Segment Start: Raw data

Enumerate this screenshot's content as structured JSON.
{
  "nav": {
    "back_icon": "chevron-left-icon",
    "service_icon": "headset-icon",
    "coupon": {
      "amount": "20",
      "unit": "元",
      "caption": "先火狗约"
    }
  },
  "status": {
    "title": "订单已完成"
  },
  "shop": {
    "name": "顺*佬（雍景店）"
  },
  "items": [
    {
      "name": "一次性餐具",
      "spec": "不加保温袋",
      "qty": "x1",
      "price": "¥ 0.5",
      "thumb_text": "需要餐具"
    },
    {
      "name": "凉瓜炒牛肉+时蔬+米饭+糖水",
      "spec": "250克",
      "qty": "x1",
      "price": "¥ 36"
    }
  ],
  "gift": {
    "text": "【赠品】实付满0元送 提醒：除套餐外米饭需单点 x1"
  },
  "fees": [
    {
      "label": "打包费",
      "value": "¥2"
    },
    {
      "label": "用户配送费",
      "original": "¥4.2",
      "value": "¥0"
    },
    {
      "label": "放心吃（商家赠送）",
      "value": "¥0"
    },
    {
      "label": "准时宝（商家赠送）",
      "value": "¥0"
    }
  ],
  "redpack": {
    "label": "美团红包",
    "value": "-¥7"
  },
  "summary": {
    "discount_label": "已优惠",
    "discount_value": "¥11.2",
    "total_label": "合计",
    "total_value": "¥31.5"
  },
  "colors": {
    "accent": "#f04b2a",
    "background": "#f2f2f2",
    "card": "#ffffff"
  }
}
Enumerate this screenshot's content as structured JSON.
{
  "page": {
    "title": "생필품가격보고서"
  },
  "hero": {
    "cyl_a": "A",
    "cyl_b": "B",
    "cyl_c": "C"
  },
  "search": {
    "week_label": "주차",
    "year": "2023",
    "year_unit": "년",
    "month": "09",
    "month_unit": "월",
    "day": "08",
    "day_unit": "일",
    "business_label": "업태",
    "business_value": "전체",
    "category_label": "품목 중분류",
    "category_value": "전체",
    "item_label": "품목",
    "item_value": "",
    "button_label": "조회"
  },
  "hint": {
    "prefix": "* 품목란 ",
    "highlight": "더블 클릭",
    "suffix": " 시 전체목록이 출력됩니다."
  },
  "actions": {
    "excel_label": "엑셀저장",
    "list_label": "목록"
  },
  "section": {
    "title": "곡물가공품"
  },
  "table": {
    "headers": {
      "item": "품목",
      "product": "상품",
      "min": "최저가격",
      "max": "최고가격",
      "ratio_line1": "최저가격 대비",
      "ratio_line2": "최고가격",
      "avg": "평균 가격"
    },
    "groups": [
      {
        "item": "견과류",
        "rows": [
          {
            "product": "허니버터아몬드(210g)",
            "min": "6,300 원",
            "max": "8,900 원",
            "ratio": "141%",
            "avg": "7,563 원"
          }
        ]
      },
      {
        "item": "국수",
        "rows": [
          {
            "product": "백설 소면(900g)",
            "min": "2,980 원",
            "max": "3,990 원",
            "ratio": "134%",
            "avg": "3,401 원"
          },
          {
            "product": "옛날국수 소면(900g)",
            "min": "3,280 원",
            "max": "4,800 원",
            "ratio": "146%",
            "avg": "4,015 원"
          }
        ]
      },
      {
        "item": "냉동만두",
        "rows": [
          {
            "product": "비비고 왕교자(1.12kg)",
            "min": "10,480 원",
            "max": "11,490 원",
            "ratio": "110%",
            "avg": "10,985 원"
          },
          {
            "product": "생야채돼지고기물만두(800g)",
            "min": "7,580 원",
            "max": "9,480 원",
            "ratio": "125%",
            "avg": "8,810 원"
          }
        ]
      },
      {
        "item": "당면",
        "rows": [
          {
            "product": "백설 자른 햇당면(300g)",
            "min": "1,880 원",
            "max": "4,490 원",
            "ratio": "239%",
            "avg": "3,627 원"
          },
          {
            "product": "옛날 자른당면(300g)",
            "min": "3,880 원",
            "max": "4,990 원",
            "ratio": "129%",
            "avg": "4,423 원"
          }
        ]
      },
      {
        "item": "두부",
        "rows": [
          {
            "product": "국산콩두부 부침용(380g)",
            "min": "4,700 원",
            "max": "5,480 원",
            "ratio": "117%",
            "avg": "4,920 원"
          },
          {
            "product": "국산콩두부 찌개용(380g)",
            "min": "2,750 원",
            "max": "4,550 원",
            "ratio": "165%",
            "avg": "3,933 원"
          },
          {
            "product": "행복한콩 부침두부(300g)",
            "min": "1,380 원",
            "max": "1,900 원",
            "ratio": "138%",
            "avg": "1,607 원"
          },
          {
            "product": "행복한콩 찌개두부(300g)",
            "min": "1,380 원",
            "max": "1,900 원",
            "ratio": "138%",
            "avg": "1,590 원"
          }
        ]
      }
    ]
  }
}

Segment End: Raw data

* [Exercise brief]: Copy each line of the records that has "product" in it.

* [Result of the task]:
      "product": "상품",
            "product": "허니버터아몬드(210g)",
            "product": "백설 소면(900g)",
            "product": "옛날국수 소면(900g)",
            "product": "비비고 왕교자(1.12kg)",
            "product": "생야채돼지고기물만두(800g)",
            "product": "백설 자른 햇당면(300g)",
            "product": "옛날 자른당면(300g)",
            "product": "국산콩두부 부침용(380g)",
            "product": "국산콩두부 찌개용(380g)",
            "product": "행복한콩 부침두부(300g)",
            "product": "행복한콩 찌개두부(300g)",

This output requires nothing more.